A New Study Shows That Diehard Soccer Fans Are Putting Themselves At A Risk Of A Heart Attacks From Stress


That fútbol stress is real you guys, like, physically real. A study revealed that soccer fans experience such intense levels of physical stress while they watch their team, they could be putting themselves at risk of a heart attack. You read that right. Fútbol fans get so invested in their team’s games that they are putting themselves at physical risk.

They don’t call it ‘la pasión’ for nothing. 

Growing up Latino, you definitely jumped when your dad and tíos got over-excited screaming “GOL” during fútbol matches.  Eventually, we joined in. Now, it turns out that the stress and the nerve-wracking anticipation of what’ll happen next are actually damaging. Like, for real.  A study by the University of Oxford suggested that fans of soccer are putting themselves under some serious stress when they watch their team.

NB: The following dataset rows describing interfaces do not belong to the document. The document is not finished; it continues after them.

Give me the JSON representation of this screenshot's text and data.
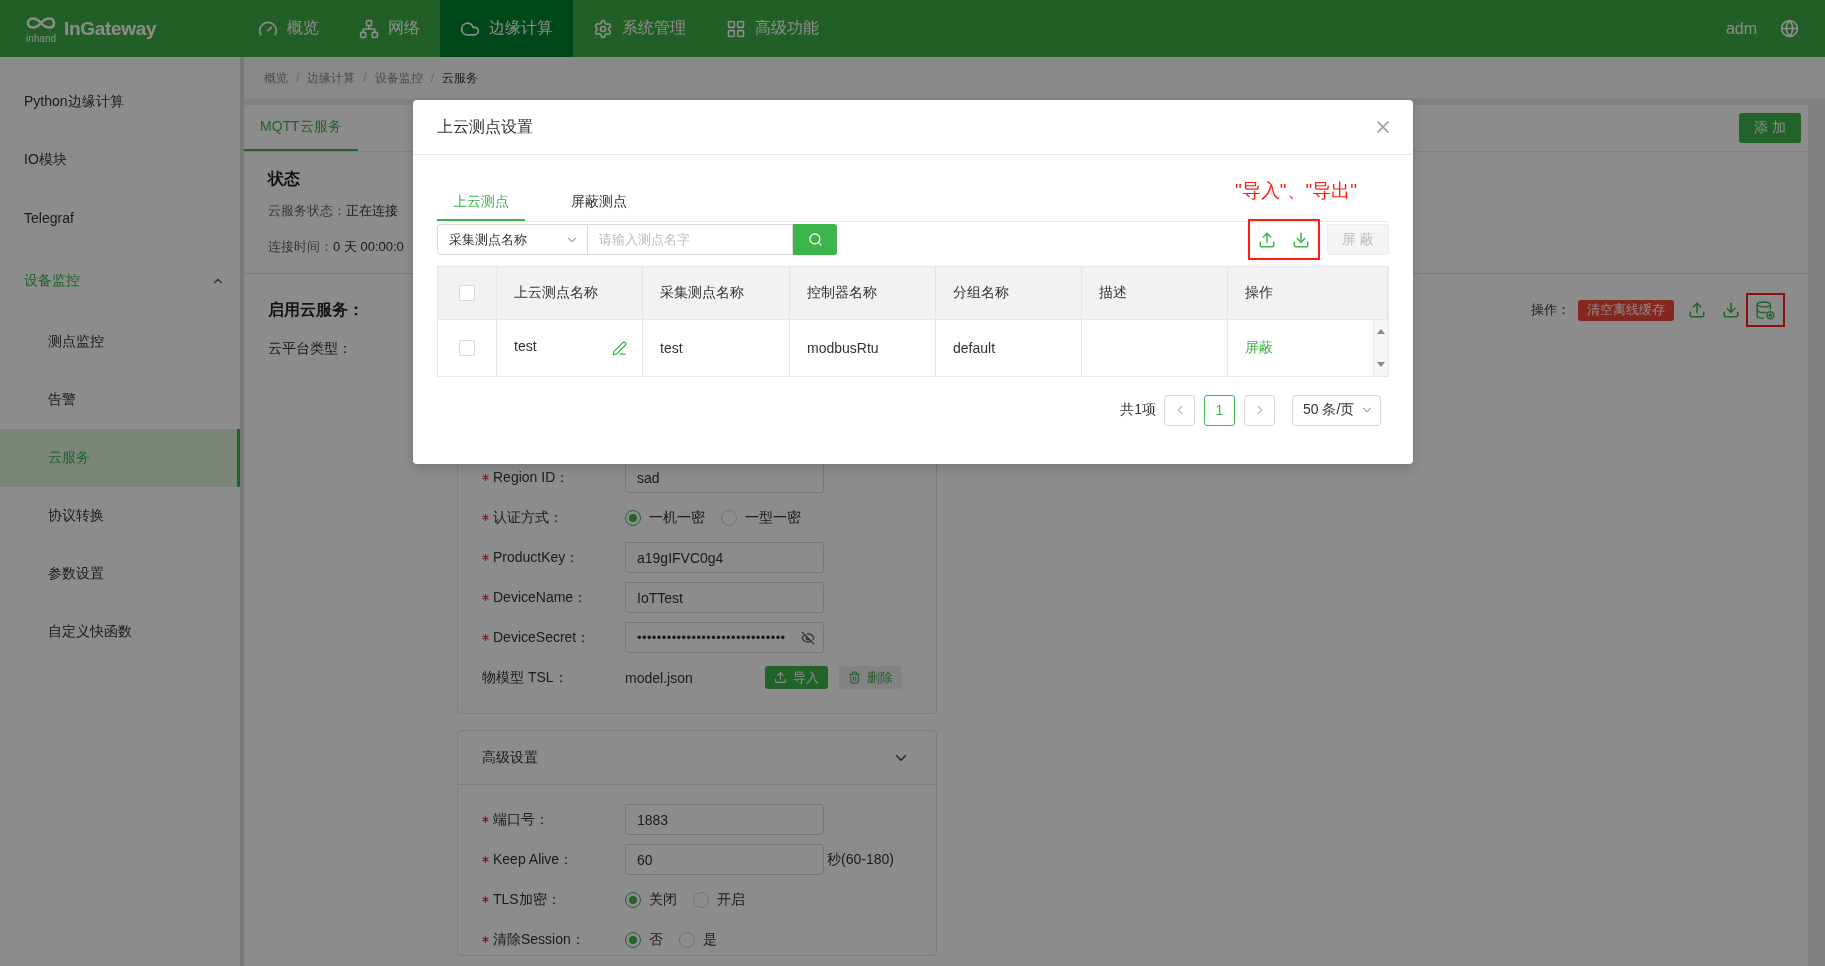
{
  "header": {
    "logo_text": "inhand",
    "brand": "InGateway",
    "nav": [
      {
        "label": "概览",
        "selected": false
      },
      {
        "label": "网络",
        "selected": false
      },
      {
        "label": "边缘计算",
        "selected": true
      },
      {
        "label": "系统管理",
        "selected": false
      },
      {
        "label": "高级功能",
        "selected": false
      }
    ],
    "user": "adm"
  },
  "sidebar": {
    "items": [
      {
        "label": "Python边缘计算",
        "selected": false
      },
      {
        "label": "IO模块",
        "selected": false
      },
      {
        "label": "Telegraf",
        "selected": false
      },
      {
        "label": "设备监控",
        "selected": false,
        "expanded": true,
        "children": [
          {
            "label": "测点监控",
            "selected": false
          },
          {
            "label": "告警",
            "selected": false
          },
          {
            "label": "云服务",
            "selected": true
          },
          {
            "label": "协议转换",
            "selected": false
          },
          {
            "label": "参数设置",
            "selected": false
          },
          {
            "label": "自定义快函数",
            "selected": false
          }
        ]
      }
    ]
  },
  "breadcrumb": [
    {
      "kind": "link",
      "label": "概览"
    },
    {
      "kind": "separator",
      "label": "/"
    },
    {
      "kind": "link",
      "label": "边缘计算"
    },
    {
      "kind": "separator",
      "label": "/"
    },
    {
      "kind": "link",
      "label": "设备监控"
    },
    {
      "kind": "separator",
      "label": "/"
    },
    {
      "kind": "current",
      "label": "云服务"
    }
  ],
  "page": {
    "tabs": [
      {
        "label": "MQTT云服务",
        "selected": true
      }
    ],
    "add_button": "添 加",
    "status": {
      "title": "状态",
      "lines": [
        {
          "label": "云服务状态：",
          "value": "正在连接"
        },
        {
          "label": "连接时间：",
          "value": "0 天 00:00:0"
        }
      ]
    },
    "cloud": {
      "title": "启用云服务：",
      "platform_label": "云平台类型：",
      "actions_label": "操作：",
      "clear_cache_button": "清空离线缓存",
      "cache_icon_highlighted": true,
      "fields": [
        {
          "kind": "input",
          "label": "Region ID：",
          "required": true,
          "value": "sad"
        },
        {
          "kind": "radio",
          "label": "认证方式：",
          "required": true,
          "options": [
            {
              "label": "一机一密",
              "selected": true
            },
            {
              "label": "一型一密",
              "selected": false
            }
          ]
        },
        {
          "kind": "input",
          "label": "ProductKey：",
          "required": true,
          "value": "a19gIFVC0g4"
        },
        {
          "kind": "input",
          "label": "DeviceName：",
          "required": true,
          "value": "IoTTest"
        },
        {
          "kind": "password",
          "label": "DeviceSecret：",
          "required": true,
          "value": "••••••••••••••••••••••••••••••"
        },
        {
          "kind": "file",
          "label": "物模型 TSL：",
          "required": false,
          "value": "model.json",
          "import_button": "导入",
          "delete_button": "删除"
        }
      ]
    },
    "advanced": {
      "title": "高级设置",
      "expanded": true,
      "fields": [
        {
          "kind": "input",
          "label": "端口号：",
          "required": true,
          "value": "1883"
        },
        {
          "kind": "input",
          "label": "Keep Alive：",
          "required": true,
          "value": "60",
          "suffix": "秒(60-180)"
        },
        {
          "kind": "radio",
          "label": "TLS加密：",
          "required": true,
          "options": [
            {
              "label": "关闭",
              "selected": true
            },
            {
              "label": "开启",
              "selected": false
            }
          ]
        },
        {
          "kind": "radio",
          "label": "清除Session：",
          "required": true,
          "options": [
            {
              "label": "否",
              "selected": true
            },
            {
              "label": "是",
              "selected": false
            }
          ]
        }
      ]
    }
  },
  "modal": {
    "title": "上云测点设置",
    "tabs": [
      {
        "label": "上云测点",
        "selected": true
      },
      {
        "label": "屏蔽测点",
        "selected": false
      }
    ],
    "annotation": "\"导入\"、\"导出\"",
    "filter": {
      "select": "采集测点名称",
      "placeholder": "请输入测点名字"
    },
    "toolbar": {
      "highlighted": true,
      "mask_button": {
        "label": "屏 蔽",
        "disabled": true
      }
    },
    "table": {
      "all_checked": false,
      "columns": [
        "上云测点名称",
        "采集测点名称",
        "控制器名称",
        "分组名称",
        "描述",
        "操作"
      ],
      "rows": [
        {
          "checked": false,
          "point_name": "test",
          "source_name": "test",
          "controller": "modbusRtu",
          "group": "default",
          "action": "屏蔽"
        }
      ]
    },
    "pagination": {
      "total": "共1项",
      "pages": [
        {
          "label": "1",
          "selected": true
        }
      ],
      "page_size": "50 条/页"
    }
  }
}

The Oxford study tested saliva from Brazilian fans during their historic loss to Germany at the 2014 World Cup.

The study found levels of the hormone cortisol rocketed during the 7-1 home defeat in the semi-final.

Particularly devoted fans are more at risk of experiencing dangerous levels of the ‘fight or flight’ hormone cortisol.

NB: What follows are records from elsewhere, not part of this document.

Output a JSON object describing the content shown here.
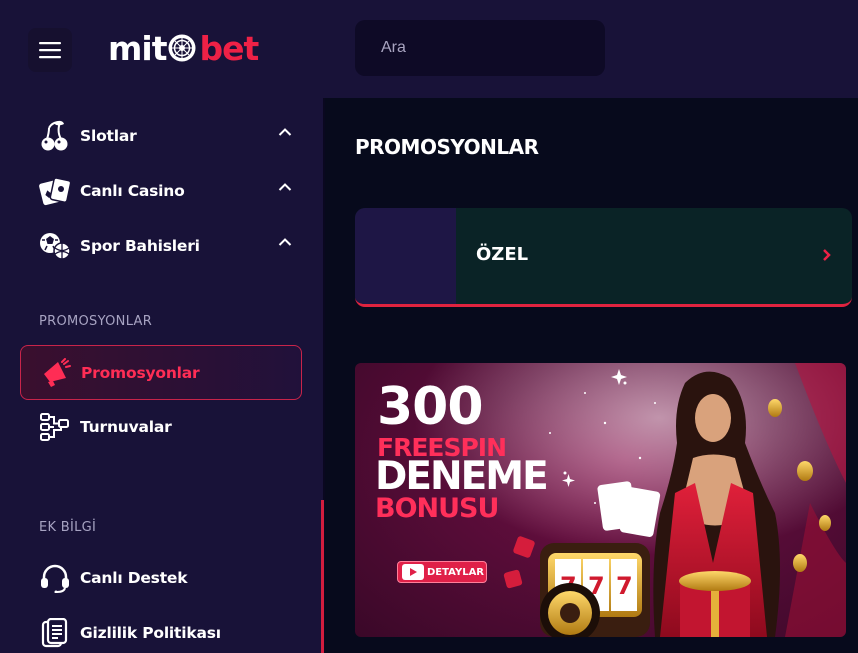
{
  "header": {
    "logo_part1": "mit",
    "logo_part2": "bet",
    "search_placeholder": "Ara"
  },
  "sidebar": {
    "games": [
      {
        "label": "Slotlar",
        "icon": "cherries-icon"
      },
      {
        "label": "Canlı Casino",
        "icon": "playing-cards-icon"
      },
      {
        "label": "Spor Bahisleri",
        "icon": "sports-balls-icon"
      }
    ],
    "promos_title": "PROMOSYONLAR",
    "promos": [
      {
        "label": "Promosyonlar",
        "icon": "megaphone-icon",
        "active": true
      },
      {
        "label": "Turnuvalar",
        "icon": "tournament-bracket-icon",
        "active": false
      }
    ],
    "info_title": "EK BİLGİ",
    "info": [
      {
        "label": "Canlı Destek",
        "icon": "headset-icon"
      },
      {
        "label": "Gizlilik Politikası",
        "icon": "document-icon"
      }
    ]
  },
  "main": {
    "page_title": "PROMOSYONLAR",
    "category": {
      "label": "ÖZEL"
    },
    "banner": {
      "line1": "300",
      "line2": "FREESPIN",
      "line3": "DENEME",
      "line4": "BONUSU",
      "button_label": "DETAYLAR"
    }
  },
  "colors": {
    "accent": "#ee2146",
    "sidebar_bg": "#181238",
    "page_bg": "#070a1c",
    "category_bg": "#0a2326"
  }
}
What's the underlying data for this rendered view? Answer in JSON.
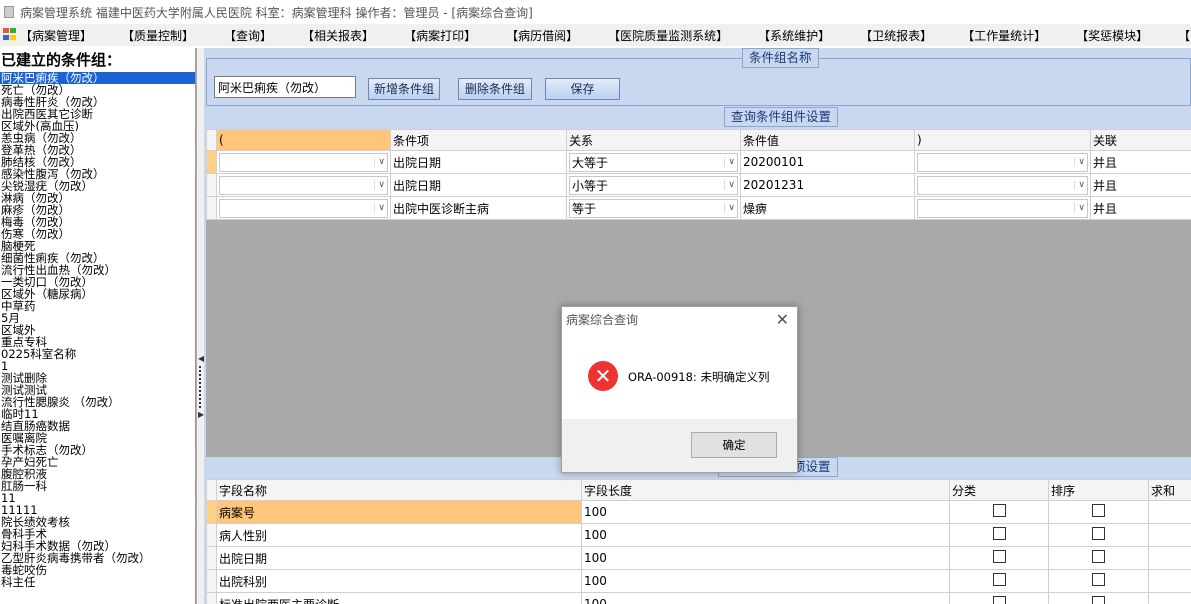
{
  "window": {
    "title": "病案管理系统  福建中医药大学附属人民医院  科室：病案管理科  操作者：管理员 - [病案综合查询]"
  },
  "menu": [
    "【病案管理】",
    "【质量控制】",
    "【查询】",
    "【相关报表】",
    "【病案打印】",
    "【病历借阅】",
    "【医院质量监测系统】",
    "【系统维护】",
    "【卫统报表】",
    "【工作量统计】",
    "【奖惩模块】",
    "【窗口】"
  ],
  "left": {
    "header": "已建立的条件组：",
    "items": [
      "阿米巴痢疾（勿改）",
      "死亡（勿改）",
      "病毒性肝炎（勿改）",
      "出院西医其它诊断",
      "区域外(高血压)",
      "恙虫病（勿改）",
      "登革热（勿改）",
      "肺结核（勿改）",
      "感染性腹泻（勿改）",
      "尖锐湿疣（勿改）",
      "淋病（勿改）",
      "麻疹（勿改）",
      "梅毒（勿改）",
      "伤寒（勿改）",
      "脑梗死",
      "细菌性痢疾（勿改）",
      "流行性出血热（勿改）",
      "一类切口（勿改）",
      "区域外（糖尿病）",
      "中草药",
      "5月",
      "区域外",
      "重点专科",
      "0225科室名称",
      "1",
      "测试删除",
      "测试测试",
      "流行性腮腺炎  （勿改）",
      "临时11",
      "结直肠癌数据",
      "医嘱离院",
      "手术标志（勿改）",
      "孕产妇死亡",
      "腹腔积液",
      "肛肠一科",
      "11",
      "11111",
      "院长绩效考核",
      "骨科手术",
      "妇科手术数据（勿改）",
      "乙型肝炎病毒携带者（勿改）",
      "毒蛇咬伤",
      "科主任"
    ]
  },
  "group_name": {
    "legend": "条件组名称",
    "value": "阿米巴痢疾（勿改）",
    "add_label": "新增条件组",
    "delete_label": "删除条件组",
    "save_label": "保存"
  },
  "conditions": {
    "legend": "查询条件组件设置",
    "headers": [
      "(",
      "条件项",
      "关系",
      "条件值",
      ")",
      "关联"
    ],
    "rows": [
      {
        "open": "",
        "item": "出院日期",
        "relation": "大等于",
        "value": "20200101",
        "close": "",
        "link": "并且"
      },
      {
        "open": "",
        "item": "出院日期",
        "relation": "小等于",
        "value": "20201231",
        "close": "",
        "link": "并且"
      },
      {
        "open": "",
        "item": "出院中医诊断主病",
        "relation": "等于",
        "value": "燥痹",
        "close": "",
        "link": "并且"
      }
    ]
  },
  "fields": {
    "legend": "项设置",
    "headers": [
      "字段名称",
      "字段长度",
      "分类",
      "排序",
      "求和"
    ],
    "rows": [
      {
        "name": "病案号",
        "length": "100"
      },
      {
        "name": "病人性别",
        "length": "100"
      },
      {
        "name": "出院日期",
        "length": "100"
      },
      {
        "name": "出院科别",
        "length": "100"
      },
      {
        "name": "标准出院西医主要诊断",
        "length": "100"
      }
    ]
  },
  "dialog": {
    "title": "病案综合查询",
    "message": "ORA-00918: 未明确定义列",
    "ok_label": "确定",
    "icon": "error-icon"
  },
  "colors": {
    "selection": "#1a63d6",
    "panel": "#c9d8ef",
    "highlight": "#ffc67a",
    "error": "#e33333"
  }
}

Cortisol is a hormone commonly associated with stress. ‘Fans who are strongly fused with their team – that is, have a strong sense of being ‘one’ with their team – experience the greatest physiological stress response when watching a match,’ Dr. Martha Newson, a researcher at the Centre for the Study of Social Cohesion, University of Oxford, told BBC. ‘Fans who are more casual supporters also experience stress, but not so extremely.’ This study was published in the journal Stress and Health.

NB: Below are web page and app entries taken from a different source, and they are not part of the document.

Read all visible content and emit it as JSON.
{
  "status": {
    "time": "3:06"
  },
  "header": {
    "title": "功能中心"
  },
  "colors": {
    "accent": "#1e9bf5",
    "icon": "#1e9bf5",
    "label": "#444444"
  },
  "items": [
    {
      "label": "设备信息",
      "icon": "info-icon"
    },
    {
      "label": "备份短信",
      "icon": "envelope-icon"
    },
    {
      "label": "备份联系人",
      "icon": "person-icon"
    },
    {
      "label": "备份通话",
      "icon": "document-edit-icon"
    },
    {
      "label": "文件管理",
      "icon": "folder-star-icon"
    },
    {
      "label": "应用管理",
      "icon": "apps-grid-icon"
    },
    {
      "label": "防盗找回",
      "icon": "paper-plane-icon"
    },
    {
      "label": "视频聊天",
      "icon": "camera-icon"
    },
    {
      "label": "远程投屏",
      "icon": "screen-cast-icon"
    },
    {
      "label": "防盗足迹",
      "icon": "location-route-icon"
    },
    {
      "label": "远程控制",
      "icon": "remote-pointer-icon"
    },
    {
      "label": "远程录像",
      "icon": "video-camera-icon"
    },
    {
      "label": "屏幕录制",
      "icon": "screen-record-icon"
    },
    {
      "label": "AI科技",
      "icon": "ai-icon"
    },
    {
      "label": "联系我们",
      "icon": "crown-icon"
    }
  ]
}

This increase in blood pressure and strain on the heart can be very dangerous.

The researchers found no difference in stress levels between men and women during the game, despite preconceptions men are more “bonded to their football teams”.

Raised cortisol can also give people a feeling of impending doom.

This feeling of doom can be defined as a sense that their life is in danger or they are under attack. Previous research has shown an increase in heart attacks among fans on important match days, whether supporting club or country. Prolonged high levels of cortisol can: constrict blood vessels, raise blood pressure and damage an already weakened heart.

There are many health conditions tied to extreme stress that hardcore football fans should be aware of. 

While cortisol is essential to responding to life’s daily stresses, too much cortisol over time can result in a suppressed immune system (more coughs and colds and even allergies), weight gain, and heightened blood pressure with a significant risk of heart disease. Bottom line, all this soccer-induced stress can be pretty dangerous.

In their study, the University of Oxford researchers tracked cortisol levels in 40 fans’ saliva before, during and after three World Cup matches

The most stressful by far was the semi-final. “It was a harrowing match – so many people stormed out sobbing,” Dr Newson told BBC. But the fans had used coping strategies such as humor and hugging to reduce their stress, bringing it down to pre-match levels by the final whistle.

It’s not all bad news though, experts suggest that these findings might be helpful in identifying fans who are at risk. 

From our research, we may be better equipped to identify which fans are most at risk of heart attacks,’ says Newson. ‘Clubs may be able to offer heart screenings or other health measures to highly committed fans who are at the greatest risk of experiencing increased stress during the game.’

The findings could also be relevant to improving crowd management strategies. 

Passionate soccer fans around the world have been known to engage in violent behaviors, such as hooliganism and other aggressive clashes. The findings could also be relevant to improving crowd management strategies.

The study ‘Devoted fans release more cortisol when watching live soccer matches’ can be read in the journal Stress and Health.

READ: These American Futbolistas Explain Why They Chose Mexico’s Pro League Over MLS